Rocker Paul Rodgers is the latest in a string of British artists to hit out at US presidential nominee Donald Trump for using their music on his campaign trail without permission.
The Republican appears to have ignored the demands of Rodgers by using his hit single ‘All Right Now’ at his party’s convention in Cleveland, Ohio, on Thursday.
The billionaire property tycoon ended his nominee speech with his campaign slogan “Let’s make America great again,” and “I love you” before the song’s famous guitar riff kicked in.
Rodgers, who wrote the tune in 1970 while a member of Free, previously said he had alerted his lawyer to the song’s unauthorized use during the Republican convention on Monday.
Permission to use “All Right Now” was never sought for or granted by me. My lawyer is dealing with this matter. – Paul
— Paul Rodgers (@_paulrodgers) July 18, 2016
Trump had then used it to introduce his running mate, Indiana Governor Mike Pence.
Rodgers has joined a string of British artists including Queen, Adele and representatives of Beatle George Harrison to object to the Republican and his campaign using their material.
Earlier in the convention, Trump walked on stage to the sound of Queen’s 1977 classic ‘We are the Champions,’ which was followed by a message on the band’s Twitter that its use was unauthorized and against its wishes.
Queen’s label Sony says it is “frustrated” by Trump’s “repeated unauthorized use” of the song and claims that his campaign has ignored their cease-and-desist request.
An unauthorised use at the Republican Convention against our wishes – Queen
— Queen (@QueenWillRock) July 19, 2016
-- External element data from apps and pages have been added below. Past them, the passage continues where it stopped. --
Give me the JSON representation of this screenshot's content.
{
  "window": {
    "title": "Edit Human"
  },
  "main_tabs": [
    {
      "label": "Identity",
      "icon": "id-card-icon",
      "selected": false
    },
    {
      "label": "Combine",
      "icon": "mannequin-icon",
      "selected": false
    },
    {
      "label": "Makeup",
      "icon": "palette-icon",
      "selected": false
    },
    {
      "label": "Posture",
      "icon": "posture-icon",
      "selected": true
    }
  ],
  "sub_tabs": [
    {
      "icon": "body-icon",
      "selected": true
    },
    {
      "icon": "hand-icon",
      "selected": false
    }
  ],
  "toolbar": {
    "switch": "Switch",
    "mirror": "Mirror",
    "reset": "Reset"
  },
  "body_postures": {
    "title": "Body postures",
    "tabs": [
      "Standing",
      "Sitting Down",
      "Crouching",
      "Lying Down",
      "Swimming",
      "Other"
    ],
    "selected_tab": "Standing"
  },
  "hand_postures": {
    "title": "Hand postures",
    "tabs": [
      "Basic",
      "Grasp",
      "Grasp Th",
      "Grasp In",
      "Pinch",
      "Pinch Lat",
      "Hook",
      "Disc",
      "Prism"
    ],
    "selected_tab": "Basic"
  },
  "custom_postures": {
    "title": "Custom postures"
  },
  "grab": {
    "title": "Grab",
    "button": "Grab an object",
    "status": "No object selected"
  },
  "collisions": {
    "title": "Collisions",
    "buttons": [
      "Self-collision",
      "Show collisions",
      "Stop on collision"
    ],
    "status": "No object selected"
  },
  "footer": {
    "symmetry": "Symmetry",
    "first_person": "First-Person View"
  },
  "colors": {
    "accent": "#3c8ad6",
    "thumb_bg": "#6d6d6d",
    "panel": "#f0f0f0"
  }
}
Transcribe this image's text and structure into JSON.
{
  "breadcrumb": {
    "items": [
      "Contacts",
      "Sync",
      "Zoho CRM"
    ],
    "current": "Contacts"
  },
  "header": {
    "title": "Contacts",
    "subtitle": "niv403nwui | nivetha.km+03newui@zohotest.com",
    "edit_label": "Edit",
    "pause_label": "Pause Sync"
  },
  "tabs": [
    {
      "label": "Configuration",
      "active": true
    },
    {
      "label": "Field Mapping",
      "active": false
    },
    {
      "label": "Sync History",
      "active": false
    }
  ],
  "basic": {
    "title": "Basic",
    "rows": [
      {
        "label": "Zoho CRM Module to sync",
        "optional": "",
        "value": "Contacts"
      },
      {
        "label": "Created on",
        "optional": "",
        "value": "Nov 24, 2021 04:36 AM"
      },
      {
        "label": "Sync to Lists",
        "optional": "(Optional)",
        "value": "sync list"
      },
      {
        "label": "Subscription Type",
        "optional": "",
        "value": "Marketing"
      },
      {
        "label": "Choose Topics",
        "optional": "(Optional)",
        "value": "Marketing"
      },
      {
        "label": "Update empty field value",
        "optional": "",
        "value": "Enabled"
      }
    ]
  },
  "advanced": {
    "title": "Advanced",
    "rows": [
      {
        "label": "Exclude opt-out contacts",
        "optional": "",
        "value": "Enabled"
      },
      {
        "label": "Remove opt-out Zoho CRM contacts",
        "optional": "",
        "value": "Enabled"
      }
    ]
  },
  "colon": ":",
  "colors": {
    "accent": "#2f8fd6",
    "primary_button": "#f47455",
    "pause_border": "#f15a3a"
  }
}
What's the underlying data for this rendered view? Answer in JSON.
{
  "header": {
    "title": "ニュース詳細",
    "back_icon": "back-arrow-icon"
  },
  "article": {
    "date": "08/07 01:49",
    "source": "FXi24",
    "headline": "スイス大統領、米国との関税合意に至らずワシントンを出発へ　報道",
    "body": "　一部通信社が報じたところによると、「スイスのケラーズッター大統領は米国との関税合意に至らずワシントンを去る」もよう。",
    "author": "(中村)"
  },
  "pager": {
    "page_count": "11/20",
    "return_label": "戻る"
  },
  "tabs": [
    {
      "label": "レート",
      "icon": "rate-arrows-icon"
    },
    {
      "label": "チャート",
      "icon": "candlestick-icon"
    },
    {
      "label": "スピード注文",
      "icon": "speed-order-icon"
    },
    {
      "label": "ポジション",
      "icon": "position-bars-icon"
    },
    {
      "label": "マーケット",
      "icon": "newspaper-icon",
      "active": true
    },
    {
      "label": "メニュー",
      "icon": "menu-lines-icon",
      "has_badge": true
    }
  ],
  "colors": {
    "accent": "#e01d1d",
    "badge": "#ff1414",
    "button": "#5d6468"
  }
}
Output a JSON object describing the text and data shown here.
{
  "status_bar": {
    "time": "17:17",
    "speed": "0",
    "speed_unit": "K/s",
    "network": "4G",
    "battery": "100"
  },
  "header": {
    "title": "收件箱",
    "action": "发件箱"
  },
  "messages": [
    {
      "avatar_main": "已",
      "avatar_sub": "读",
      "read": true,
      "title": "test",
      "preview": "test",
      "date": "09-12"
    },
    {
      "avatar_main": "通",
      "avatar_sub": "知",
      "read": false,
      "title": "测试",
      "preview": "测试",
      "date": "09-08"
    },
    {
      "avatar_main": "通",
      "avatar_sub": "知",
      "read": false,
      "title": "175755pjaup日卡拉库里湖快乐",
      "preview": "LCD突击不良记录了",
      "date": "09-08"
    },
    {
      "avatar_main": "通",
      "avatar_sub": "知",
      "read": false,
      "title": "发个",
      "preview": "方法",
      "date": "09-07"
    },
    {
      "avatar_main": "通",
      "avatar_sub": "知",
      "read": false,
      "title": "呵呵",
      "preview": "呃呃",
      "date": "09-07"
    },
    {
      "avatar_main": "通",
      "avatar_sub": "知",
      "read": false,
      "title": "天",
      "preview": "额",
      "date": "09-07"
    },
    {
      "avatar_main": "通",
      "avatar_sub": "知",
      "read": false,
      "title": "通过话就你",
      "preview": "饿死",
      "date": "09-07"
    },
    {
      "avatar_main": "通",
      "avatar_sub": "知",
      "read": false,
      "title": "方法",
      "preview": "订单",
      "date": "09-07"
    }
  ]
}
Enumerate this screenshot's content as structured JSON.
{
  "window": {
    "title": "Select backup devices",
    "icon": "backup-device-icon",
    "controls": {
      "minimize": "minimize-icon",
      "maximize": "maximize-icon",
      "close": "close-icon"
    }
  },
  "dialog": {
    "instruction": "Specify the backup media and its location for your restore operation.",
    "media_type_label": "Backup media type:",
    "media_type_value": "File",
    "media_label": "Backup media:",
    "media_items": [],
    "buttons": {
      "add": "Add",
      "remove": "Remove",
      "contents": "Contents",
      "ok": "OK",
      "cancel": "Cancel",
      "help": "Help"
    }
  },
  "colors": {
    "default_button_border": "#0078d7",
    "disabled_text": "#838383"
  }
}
Representatives of Beatles guitarist George Harrison said the unauthorized use of ‘Here Comes The Sun’ to introduce Trump’s daughter Ivanka was “offensive and against the wishes of the George Harrison estate.”
Adele’s hits ‘Rolling in the Deep’ and ‘Skyfall’ were played at Trump’s political rallies earlier this year, prompting her spokesman to point out she had not given permission for her music to be used for any political campaigning.
Political candidates do not need express permission from artists to use their songs on their campaign trail, as long as they obtain a blanket license under a performing rights organization.